**Exercise details:** If a line of the records holds the word "JSON", copy it out.

-------

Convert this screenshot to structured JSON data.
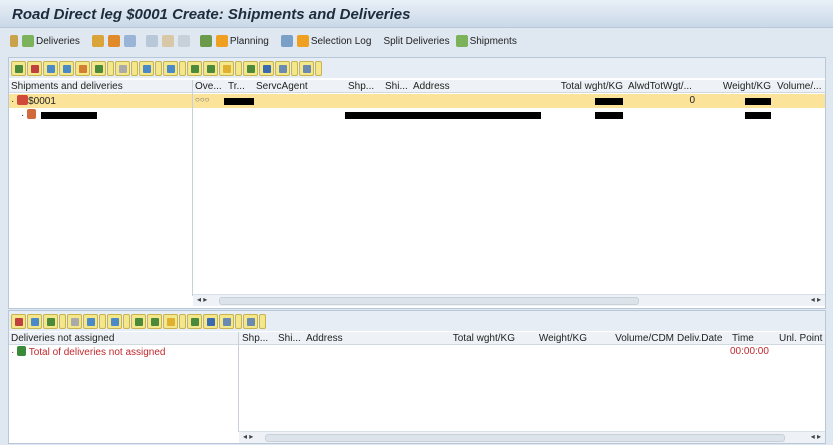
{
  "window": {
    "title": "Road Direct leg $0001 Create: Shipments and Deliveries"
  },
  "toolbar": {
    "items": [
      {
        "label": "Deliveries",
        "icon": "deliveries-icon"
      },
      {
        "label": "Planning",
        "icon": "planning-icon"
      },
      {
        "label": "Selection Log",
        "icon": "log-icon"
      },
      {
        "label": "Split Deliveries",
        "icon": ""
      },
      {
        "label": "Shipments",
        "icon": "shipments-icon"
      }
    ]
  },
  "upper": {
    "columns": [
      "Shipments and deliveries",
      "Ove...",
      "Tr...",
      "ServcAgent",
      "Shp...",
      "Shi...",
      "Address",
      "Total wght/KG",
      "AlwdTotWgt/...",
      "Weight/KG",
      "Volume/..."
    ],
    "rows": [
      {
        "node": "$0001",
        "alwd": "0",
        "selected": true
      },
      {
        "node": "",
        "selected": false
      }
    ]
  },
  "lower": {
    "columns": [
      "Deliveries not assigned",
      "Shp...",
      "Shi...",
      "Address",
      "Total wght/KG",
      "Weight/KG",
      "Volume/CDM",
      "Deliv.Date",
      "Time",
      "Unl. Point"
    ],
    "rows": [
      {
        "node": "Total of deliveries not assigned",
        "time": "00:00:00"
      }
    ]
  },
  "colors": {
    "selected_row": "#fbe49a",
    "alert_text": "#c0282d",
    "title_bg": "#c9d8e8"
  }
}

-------

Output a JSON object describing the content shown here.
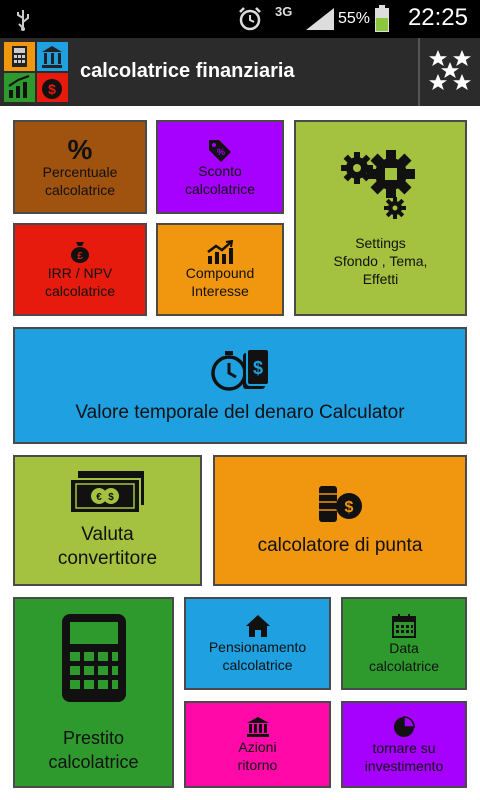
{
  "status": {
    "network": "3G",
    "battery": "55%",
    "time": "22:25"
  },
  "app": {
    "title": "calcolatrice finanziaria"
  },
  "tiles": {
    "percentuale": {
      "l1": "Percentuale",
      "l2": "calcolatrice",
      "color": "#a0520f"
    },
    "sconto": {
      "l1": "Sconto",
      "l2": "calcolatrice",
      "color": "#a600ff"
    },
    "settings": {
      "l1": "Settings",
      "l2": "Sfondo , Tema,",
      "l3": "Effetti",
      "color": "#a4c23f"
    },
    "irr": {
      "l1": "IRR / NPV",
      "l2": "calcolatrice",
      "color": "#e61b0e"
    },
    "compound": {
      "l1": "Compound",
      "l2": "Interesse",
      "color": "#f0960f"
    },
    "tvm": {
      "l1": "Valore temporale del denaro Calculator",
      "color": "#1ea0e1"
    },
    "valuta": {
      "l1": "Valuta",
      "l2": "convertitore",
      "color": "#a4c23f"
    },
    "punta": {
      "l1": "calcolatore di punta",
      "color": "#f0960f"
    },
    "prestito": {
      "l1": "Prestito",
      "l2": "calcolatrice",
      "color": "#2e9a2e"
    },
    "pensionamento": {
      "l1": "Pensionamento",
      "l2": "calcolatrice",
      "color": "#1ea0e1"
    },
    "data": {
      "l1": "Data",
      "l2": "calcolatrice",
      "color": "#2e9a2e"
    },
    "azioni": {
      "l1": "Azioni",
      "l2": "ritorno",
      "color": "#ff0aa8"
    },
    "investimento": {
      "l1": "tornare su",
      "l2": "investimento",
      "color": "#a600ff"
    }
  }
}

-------

**Task response:**
Convert this screenshot to structured JSON data.
Output a JSON object describing the content shown here.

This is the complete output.